◆ **About this task**
Report all lines from the entries below in which "interface" appears.

-- Data shown follows --

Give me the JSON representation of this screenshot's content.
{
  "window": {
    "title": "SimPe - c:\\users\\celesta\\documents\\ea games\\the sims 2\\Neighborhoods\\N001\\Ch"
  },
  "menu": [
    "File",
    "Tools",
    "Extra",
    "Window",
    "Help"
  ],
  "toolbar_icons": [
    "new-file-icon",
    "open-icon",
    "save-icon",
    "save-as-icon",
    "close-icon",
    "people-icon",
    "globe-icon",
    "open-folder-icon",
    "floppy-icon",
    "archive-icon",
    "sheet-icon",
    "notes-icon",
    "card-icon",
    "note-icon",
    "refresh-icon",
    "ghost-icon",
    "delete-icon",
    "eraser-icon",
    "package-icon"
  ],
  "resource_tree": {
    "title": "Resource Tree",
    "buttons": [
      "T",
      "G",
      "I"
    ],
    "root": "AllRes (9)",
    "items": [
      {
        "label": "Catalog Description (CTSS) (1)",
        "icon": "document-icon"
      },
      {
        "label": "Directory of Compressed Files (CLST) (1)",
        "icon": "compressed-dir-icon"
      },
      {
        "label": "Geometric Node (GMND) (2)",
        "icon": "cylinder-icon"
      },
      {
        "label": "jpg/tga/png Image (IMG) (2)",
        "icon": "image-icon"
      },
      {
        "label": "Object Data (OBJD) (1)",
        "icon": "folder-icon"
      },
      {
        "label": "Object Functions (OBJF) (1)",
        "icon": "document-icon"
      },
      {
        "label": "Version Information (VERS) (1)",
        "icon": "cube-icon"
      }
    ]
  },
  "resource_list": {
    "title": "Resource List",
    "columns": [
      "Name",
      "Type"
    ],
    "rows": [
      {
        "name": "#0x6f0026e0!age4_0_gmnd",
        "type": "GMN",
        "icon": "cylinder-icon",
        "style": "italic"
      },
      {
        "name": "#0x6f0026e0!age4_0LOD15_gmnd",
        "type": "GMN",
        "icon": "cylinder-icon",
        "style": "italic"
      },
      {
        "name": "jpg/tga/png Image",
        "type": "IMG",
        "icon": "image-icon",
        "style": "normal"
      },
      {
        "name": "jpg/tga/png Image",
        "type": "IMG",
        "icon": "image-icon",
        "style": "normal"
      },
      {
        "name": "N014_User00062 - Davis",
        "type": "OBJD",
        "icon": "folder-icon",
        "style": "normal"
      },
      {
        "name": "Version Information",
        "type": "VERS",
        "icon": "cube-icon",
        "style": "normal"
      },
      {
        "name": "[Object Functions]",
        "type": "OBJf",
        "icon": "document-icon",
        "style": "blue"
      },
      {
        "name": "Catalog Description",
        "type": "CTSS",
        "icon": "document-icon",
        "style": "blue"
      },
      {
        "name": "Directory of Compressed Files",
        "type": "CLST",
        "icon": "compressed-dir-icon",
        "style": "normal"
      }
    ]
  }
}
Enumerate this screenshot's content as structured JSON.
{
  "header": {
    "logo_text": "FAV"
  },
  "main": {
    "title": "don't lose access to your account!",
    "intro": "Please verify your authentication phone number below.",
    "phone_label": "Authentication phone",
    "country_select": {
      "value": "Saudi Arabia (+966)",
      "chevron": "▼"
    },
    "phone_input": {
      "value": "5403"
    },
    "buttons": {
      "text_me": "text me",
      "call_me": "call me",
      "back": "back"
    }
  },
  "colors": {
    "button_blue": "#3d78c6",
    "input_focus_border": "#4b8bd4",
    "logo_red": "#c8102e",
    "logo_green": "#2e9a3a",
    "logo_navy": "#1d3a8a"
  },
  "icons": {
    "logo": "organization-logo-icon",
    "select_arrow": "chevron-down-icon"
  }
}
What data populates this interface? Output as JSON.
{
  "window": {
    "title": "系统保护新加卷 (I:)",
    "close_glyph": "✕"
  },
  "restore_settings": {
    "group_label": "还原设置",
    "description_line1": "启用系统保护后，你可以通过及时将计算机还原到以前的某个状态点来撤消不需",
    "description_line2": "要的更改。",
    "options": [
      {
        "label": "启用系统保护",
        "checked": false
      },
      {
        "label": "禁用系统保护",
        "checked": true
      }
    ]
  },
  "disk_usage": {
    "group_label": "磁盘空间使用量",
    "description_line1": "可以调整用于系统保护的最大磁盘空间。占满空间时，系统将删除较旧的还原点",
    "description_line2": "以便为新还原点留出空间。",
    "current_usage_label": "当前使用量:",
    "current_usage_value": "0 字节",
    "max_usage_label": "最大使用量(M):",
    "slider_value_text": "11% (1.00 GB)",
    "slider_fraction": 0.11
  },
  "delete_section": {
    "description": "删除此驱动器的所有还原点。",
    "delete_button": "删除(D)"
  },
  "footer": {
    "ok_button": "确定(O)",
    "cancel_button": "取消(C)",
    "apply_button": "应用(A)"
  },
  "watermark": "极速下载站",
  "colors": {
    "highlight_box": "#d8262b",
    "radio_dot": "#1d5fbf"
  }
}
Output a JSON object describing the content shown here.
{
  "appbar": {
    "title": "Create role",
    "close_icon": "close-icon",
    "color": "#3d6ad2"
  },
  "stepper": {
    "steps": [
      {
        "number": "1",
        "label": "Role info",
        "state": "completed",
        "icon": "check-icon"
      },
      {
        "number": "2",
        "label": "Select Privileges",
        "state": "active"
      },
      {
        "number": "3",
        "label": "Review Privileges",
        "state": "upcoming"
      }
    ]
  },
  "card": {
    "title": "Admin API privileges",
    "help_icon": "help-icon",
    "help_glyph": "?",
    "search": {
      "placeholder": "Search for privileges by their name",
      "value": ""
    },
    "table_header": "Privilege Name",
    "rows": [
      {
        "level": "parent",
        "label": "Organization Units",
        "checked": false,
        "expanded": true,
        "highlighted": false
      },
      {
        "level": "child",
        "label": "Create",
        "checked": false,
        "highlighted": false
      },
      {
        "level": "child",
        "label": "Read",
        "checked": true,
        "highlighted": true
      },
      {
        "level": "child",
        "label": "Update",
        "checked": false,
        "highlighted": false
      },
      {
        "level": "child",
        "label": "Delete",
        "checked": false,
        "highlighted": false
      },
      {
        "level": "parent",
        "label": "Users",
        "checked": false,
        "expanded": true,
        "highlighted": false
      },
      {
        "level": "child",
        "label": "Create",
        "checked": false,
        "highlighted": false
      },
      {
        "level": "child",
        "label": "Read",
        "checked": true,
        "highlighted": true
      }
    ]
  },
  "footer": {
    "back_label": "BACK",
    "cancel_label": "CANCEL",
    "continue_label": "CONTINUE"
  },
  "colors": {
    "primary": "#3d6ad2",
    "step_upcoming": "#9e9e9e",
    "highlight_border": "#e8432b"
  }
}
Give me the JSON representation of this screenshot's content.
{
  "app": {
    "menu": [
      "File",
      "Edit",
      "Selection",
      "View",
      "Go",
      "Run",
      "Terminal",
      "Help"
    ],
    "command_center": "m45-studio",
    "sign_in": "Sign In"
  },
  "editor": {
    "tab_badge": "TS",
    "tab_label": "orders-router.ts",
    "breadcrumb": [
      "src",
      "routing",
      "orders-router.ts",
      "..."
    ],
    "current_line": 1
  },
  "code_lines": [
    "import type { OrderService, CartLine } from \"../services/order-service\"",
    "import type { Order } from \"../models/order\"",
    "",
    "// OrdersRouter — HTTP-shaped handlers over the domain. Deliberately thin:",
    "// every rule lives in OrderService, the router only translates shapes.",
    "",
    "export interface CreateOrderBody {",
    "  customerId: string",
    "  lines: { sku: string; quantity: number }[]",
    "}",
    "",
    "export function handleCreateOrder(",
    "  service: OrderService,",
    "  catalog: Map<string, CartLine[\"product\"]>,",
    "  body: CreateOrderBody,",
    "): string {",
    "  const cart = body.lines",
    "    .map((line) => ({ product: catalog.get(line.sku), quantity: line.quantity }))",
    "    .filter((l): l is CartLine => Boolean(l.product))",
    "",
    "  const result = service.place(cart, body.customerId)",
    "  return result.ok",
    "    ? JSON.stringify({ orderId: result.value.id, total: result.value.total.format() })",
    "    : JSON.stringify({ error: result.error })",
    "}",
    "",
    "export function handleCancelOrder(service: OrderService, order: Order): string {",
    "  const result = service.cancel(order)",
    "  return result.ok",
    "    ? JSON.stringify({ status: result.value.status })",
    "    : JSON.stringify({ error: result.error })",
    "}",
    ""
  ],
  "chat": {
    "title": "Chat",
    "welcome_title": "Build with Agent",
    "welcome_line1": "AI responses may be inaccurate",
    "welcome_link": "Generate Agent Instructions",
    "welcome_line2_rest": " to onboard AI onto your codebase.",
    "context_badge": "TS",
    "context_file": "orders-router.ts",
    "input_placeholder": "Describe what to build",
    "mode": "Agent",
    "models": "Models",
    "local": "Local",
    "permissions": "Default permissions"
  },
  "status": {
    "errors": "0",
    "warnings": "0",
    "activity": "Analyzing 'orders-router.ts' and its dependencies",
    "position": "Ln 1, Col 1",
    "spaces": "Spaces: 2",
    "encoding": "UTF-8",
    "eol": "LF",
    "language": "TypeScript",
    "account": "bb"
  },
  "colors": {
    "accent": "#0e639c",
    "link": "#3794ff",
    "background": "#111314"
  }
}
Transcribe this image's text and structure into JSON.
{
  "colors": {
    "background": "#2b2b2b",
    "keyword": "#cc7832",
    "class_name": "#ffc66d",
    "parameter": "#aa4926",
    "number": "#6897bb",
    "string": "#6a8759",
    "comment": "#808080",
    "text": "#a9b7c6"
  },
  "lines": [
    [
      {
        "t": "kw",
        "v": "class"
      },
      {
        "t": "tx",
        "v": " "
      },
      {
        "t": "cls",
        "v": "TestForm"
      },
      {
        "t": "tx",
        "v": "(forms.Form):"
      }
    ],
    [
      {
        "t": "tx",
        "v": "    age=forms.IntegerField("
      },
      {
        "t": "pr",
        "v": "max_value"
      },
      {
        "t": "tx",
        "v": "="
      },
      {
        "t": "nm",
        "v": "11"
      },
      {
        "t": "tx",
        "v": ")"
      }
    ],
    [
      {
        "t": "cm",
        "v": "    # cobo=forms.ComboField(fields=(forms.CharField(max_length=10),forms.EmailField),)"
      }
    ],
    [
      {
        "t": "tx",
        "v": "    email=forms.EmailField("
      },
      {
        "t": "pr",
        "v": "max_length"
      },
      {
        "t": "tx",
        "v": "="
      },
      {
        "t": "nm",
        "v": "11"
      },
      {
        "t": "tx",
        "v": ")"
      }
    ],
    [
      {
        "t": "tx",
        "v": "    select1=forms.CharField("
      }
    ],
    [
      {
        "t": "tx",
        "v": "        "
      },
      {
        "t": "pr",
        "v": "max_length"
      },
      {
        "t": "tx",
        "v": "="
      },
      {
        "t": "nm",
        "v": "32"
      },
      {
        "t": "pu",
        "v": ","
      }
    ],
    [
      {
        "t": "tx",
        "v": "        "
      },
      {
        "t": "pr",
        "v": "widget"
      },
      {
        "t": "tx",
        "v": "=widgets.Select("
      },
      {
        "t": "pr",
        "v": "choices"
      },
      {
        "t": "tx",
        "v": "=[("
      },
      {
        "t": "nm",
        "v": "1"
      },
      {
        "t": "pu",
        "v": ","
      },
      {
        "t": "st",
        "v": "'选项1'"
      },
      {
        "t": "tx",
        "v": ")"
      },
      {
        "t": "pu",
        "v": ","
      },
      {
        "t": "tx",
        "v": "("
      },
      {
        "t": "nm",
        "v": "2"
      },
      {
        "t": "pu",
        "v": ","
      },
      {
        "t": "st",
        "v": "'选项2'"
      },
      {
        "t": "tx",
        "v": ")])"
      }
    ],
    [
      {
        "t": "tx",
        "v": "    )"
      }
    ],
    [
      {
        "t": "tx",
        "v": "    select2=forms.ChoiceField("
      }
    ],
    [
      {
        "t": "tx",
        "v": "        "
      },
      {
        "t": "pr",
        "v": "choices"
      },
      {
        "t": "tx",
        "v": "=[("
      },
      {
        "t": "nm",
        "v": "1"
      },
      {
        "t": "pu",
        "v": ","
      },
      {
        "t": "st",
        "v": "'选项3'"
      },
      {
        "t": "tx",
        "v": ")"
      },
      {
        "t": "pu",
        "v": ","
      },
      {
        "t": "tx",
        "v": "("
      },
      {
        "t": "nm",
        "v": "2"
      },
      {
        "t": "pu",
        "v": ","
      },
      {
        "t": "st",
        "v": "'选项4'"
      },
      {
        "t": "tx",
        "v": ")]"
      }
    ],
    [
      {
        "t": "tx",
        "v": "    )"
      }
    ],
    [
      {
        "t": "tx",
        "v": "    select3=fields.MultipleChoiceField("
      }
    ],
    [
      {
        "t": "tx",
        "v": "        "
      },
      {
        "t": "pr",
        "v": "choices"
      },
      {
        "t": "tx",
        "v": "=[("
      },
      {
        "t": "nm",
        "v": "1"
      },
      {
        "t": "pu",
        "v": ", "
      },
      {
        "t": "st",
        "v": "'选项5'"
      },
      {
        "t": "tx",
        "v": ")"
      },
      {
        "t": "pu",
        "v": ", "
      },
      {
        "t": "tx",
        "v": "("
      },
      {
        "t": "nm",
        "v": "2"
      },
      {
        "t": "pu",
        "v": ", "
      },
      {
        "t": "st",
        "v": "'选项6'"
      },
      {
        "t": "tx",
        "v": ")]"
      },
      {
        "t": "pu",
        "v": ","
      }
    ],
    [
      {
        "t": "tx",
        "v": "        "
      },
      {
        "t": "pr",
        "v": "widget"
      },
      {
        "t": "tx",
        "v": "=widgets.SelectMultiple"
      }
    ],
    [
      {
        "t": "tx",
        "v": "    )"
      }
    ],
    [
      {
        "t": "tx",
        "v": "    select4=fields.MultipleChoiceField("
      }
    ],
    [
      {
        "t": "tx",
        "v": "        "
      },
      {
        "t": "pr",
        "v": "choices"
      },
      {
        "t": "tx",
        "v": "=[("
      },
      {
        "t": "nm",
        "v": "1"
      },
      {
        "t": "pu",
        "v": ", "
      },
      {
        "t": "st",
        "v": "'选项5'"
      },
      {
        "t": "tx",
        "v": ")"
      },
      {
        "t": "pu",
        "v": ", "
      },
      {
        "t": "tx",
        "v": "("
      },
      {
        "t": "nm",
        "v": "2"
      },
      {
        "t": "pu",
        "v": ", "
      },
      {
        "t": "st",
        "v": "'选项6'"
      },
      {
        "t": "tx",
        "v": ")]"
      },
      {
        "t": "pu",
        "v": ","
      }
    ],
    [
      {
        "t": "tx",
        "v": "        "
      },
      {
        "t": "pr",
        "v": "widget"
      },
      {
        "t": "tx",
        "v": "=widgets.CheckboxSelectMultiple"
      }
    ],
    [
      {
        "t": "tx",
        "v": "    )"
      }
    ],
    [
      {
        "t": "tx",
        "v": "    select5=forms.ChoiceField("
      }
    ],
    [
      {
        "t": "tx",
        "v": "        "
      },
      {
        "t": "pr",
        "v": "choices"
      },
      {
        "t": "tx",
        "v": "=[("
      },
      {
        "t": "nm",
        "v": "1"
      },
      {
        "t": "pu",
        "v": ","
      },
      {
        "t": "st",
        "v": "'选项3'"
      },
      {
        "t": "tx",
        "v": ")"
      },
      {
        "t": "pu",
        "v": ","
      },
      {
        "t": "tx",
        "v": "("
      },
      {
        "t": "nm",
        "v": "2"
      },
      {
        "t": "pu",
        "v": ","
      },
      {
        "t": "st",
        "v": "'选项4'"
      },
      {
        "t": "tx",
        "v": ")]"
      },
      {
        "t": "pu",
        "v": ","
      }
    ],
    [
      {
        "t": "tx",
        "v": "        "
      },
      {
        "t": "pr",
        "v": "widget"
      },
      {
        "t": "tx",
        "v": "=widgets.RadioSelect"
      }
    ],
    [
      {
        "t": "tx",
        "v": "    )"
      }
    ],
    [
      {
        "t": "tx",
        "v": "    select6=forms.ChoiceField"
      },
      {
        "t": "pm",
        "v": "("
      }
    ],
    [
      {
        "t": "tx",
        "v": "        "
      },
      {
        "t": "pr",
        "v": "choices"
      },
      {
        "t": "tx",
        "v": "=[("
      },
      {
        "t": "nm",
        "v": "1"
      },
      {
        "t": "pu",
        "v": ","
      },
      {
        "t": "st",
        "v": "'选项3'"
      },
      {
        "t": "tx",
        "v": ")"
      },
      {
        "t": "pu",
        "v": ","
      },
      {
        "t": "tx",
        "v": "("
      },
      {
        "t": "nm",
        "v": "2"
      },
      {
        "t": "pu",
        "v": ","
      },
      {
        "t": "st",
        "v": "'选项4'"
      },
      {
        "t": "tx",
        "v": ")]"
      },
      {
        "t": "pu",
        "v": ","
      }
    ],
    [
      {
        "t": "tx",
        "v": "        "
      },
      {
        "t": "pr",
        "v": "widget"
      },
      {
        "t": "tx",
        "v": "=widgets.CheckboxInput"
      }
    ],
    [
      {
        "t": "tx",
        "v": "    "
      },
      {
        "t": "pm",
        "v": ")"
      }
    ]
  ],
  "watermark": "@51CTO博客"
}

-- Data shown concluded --

◆ **Exercise answer**
What data populates this interface? Output as JSON.
    "export interface CreateOrderBody {",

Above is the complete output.